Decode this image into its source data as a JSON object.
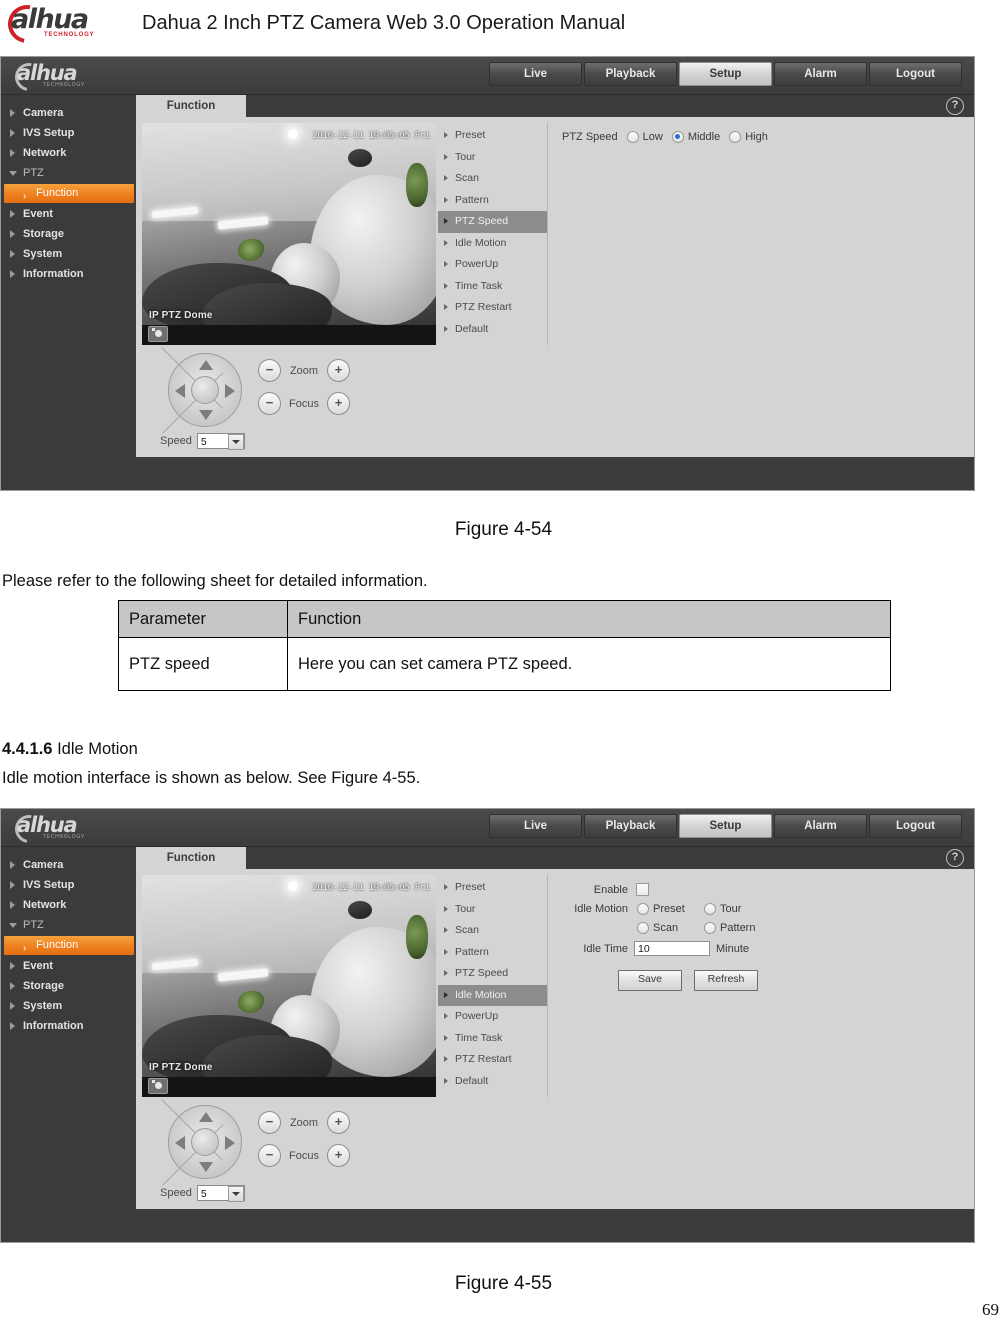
{
  "document": {
    "header_title": "Dahua 2 Inch PTZ Camera Web 3.0 Operation Manual",
    "logo_word": "alhua",
    "logo_sub": "TECHNOLOGY",
    "figure_54_caption": "Figure 4-54",
    "intro_paragraph": "Please refer to the following sheet for detailed information.",
    "section_number": "4.4.1.6",
    "section_title": "Idle Motion",
    "section_body": "Idle motion interface is shown as below. See Figure 4-55.",
    "figure_55_caption": "Figure 4-55",
    "page_number": "69"
  },
  "table": {
    "headers": [
      "Parameter",
      "Function"
    ],
    "rows": [
      [
        "PTZ speed",
        "Here you can set camera PTZ speed."
      ]
    ]
  },
  "ui": {
    "logo_word": "alhua",
    "logo_sub": "TECHNOLOGY",
    "top_nav": [
      {
        "label": "Live",
        "active": false
      },
      {
        "label": "Playback",
        "active": false
      },
      {
        "label": "Setup",
        "active": true
      },
      {
        "label": "Alarm",
        "active": false
      },
      {
        "label": "Logout",
        "active": false
      }
    ],
    "sidebar": [
      {
        "label": "Camera",
        "type": "item"
      },
      {
        "label": "IVS Setup",
        "type": "item"
      },
      {
        "label": "Network",
        "type": "item"
      },
      {
        "label": "PTZ",
        "type": "expanded"
      },
      {
        "label": "Function",
        "type": "sub-selected"
      },
      {
        "label": "Event",
        "type": "item"
      },
      {
        "label": "Storage",
        "type": "item"
      },
      {
        "label": "System",
        "type": "item"
      },
      {
        "label": "Information",
        "type": "item"
      }
    ],
    "tab_label": "Function",
    "help_icon": "?",
    "function_menu": [
      "Preset",
      "Tour",
      "Scan",
      "Pattern",
      "PTZ Speed",
      "Idle Motion",
      "PowerUp",
      "Time Task",
      "PTZ Restart",
      "Default"
    ],
    "video": {
      "timestamp": "2016-12-11 19:05:05 Fri",
      "camera_name": "IP PTZ Dome",
      "snapshot_icon": "camera-icon"
    },
    "ptz_control": {
      "zoom_label": "Zoom",
      "focus_label": "Focus",
      "minus": "−",
      "plus": "+",
      "speed_label": "Speed",
      "speed_value": "5"
    }
  },
  "figure_54_panel": {
    "selected_menu": "PTZ Speed",
    "ptz_speed_label": "PTZ Speed",
    "options": [
      {
        "label": "Low",
        "selected": false
      },
      {
        "label": "Middle",
        "selected": true
      },
      {
        "label": "High",
        "selected": false
      }
    ]
  },
  "figure_55_panel": {
    "selected_menu": "Idle Motion",
    "enable_label": "Enable",
    "enable_checked": false,
    "idle_motion_label": "Idle Motion",
    "motion_options_row1": [
      {
        "label": "Preset",
        "selected": false
      },
      {
        "label": "Tour",
        "selected": false
      }
    ],
    "motion_options_row2": [
      {
        "label": "Scan",
        "selected": false
      },
      {
        "label": "Pattern",
        "selected": false
      }
    ],
    "idle_time_label": "Idle Time",
    "idle_time_value": "10",
    "idle_time_unit": "Minute",
    "save_label": "Save",
    "refresh_label": "Refresh"
  },
  "colors": {
    "accent_orange": "#ee7f1e",
    "dark_chrome": "#3b3b3b",
    "panel_gray": "#d4d4d4",
    "logo_red": "#cf2027"
  }
}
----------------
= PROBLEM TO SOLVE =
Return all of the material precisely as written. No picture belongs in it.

= YOUR RESPONSE =
Decode this image into its source data as a JSON object.
{
  "document": {
    "header_title": "Dahua 2 Inch PTZ Camera Web 3.0 Operation Manual",
    "logo_word": "alhua",
    "logo_sub": "TECHNOLOGY",
    "figure_54_caption": "Figure 4-54",
    "intro_paragraph": "Please refer to the following sheet for detailed information.",
    "section_number": "4.4.1.6",
    "section_title": "Idle Motion",
    "section_body": "Idle motion interface is shown as below. See Figure 4-55.",
    "figure_55_caption": "Figure 4-55",
    "page_number": "69"
  },
  "table": {
    "headers": [
      "Parameter",
      "Function"
    ],
    "rows": [
      [
        "PTZ speed",
        "Here you can set camera PTZ speed."
      ]
    ]
  },
  "ui": {
    "logo_word": "alhua",
    "logo_sub": "TECHNOLOGY",
    "top_nav": [
      {
        "label": "Live",
        "active": false
      },
      {
        "label": "Playback",
        "active": false
      },
      {
        "label": "Setup",
        "active": true
      },
      {
        "label": "Alarm",
        "active": false
      },
      {
        "label": "Logout",
        "active": false
      }
    ],
    "sidebar": [
      {
        "label": "Camera",
        "type": "item"
      },
      {
        "label": "IVS Setup",
        "type": "item"
      },
      {
        "label": "Network",
        "type": "item"
      },
      {
        "label": "PTZ",
        "type": "expanded"
      },
      {
        "label": "Function",
        "type": "sub-selected"
      },
      {
        "label": "Event",
        "type": "item"
      },
      {
        "label": "Storage",
        "type": "item"
      },
      {
        "label": "System",
        "type": "item"
      },
      {
        "label": "Information",
        "type": "item"
      }
    ],
    "tab_label": "Function",
    "help_icon": "?",
    "function_menu": [
      "Preset",
      "Tour",
      "Scan",
      "Pattern",
      "PTZ Speed",
      "Idle Motion",
      "PowerUp",
      "Time Task",
      "PTZ Restart",
      "Default"
    ],
    "video": {
      "timestamp": "2016-12-11 19:05:05 Fri",
      "camera_name": "IP PTZ Dome",
      "snapshot_icon": "camera-icon"
    },
    "ptz_control": {
      "zoom_label": "Zoom",
      "focus_label": "Focus",
      "minus": "−",
      "plus": "+",
      "speed_label": "Speed",
      "speed_value": "5"
    }
  },
  "figure_54_panel": {
    "selected_menu": "PTZ Speed",
    "ptz_speed_label": "PTZ Speed",
    "options": [
      {
        "label": "Low",
        "selected": false
      },
      {
        "label": "Middle",
        "selected": true
      },
      {
        "label": "High",
        "selected": false
      }
    ]
  },
  "figure_55_panel": {
    "selected_menu": "Idle Motion",
    "enable_label": "Enable",
    "enable_checked": false,
    "idle_motion_label": "Idle Motion",
    "motion_options_row1": [
      {
        "label": "Preset",
        "selected": false
      },
      {
        "label": "Tour",
        "selected": false
      }
    ],
    "motion_options_row2": [
      {
        "label": "Scan",
        "selected": false
      },
      {
        "label": "Pattern",
        "selected": false
      }
    ],
    "idle_time_label": "Idle Time",
    "idle_time_value": "10",
    "idle_time_unit": "Minute",
    "save_label": "Save",
    "refresh_label": "Refresh"
  },
  "colors": {
    "accent_orange": "#ee7f1e",
    "dark_chrome": "#3b3b3b",
    "panel_gray": "#d4d4d4",
    "logo_red": "#cf2027"
  }
}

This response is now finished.